• [INPUT DATA]
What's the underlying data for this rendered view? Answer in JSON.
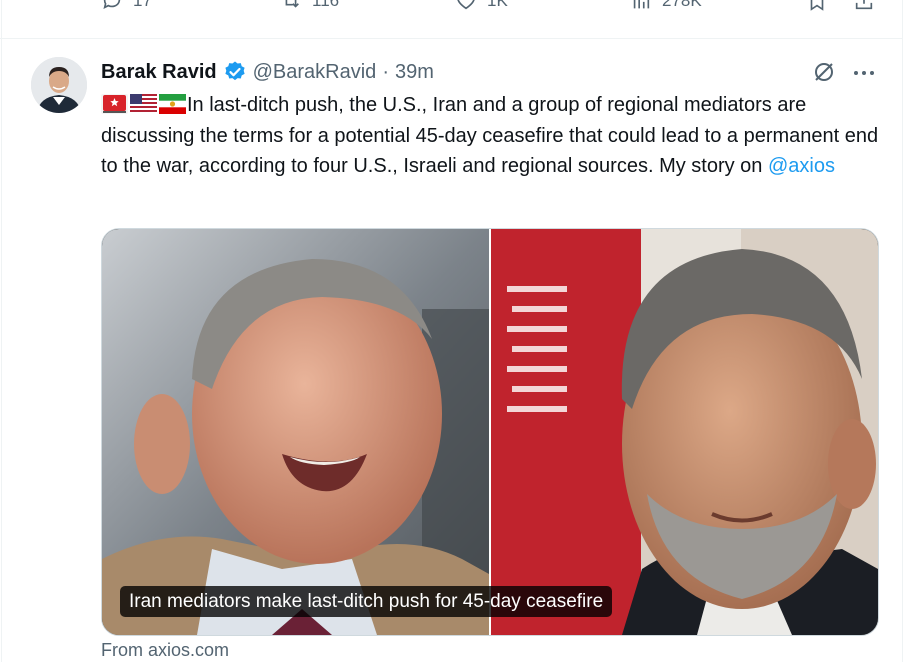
{
  "previous_post": {
    "reply_count": "17",
    "repost_count": "116",
    "like_count": "1K",
    "view_count": "278K"
  },
  "post": {
    "author_name": "Barak Ravid",
    "author_handle": "@BarakRavid",
    "separator": "·",
    "timestamp": "39m",
    "text_main": "In last-ditch push, the U.S., Iran and a group of regional mediators are discussing the terms for a potential 45-day ceasefire that could lead to a permanent end to the war, according to four U.S., Israeli and regional sources. My story on ",
    "mention": "@axios",
    "flags": [
      "red-shield-flag",
      "us-flag",
      "iran-lion-sun-flag"
    ],
    "link_card": {
      "caption": "Iran mediators make last-ditch push for 45-day ceasefire",
      "source": "From axios.com"
    }
  },
  "colors": {
    "accent": "#1d9bf0",
    "text": "#0f1419",
    "secondary": "#536471"
  },
  "icons": {
    "reply": "reply-icon",
    "repost": "repost-icon",
    "like": "like-icon",
    "views": "views-icon",
    "bookmark": "bookmark-icon",
    "share": "share-icon",
    "grok": "grok-icon",
    "more": "more-icon",
    "verified": "verified-badge-icon"
  }
}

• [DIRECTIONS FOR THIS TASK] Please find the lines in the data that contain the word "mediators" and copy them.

• [EXERCISE OUTPUT]
    "text_main": "In last-ditch push, the U.S., Iran and a group of regional mediators are discussing the terms for a potential 45-day ceasefire that could lead to a permanent end to the war, according to four U.S., Israeli and regional sources. My story on ",
      "caption": "Iran mediators make last-ditch push for 45-day ceasefire",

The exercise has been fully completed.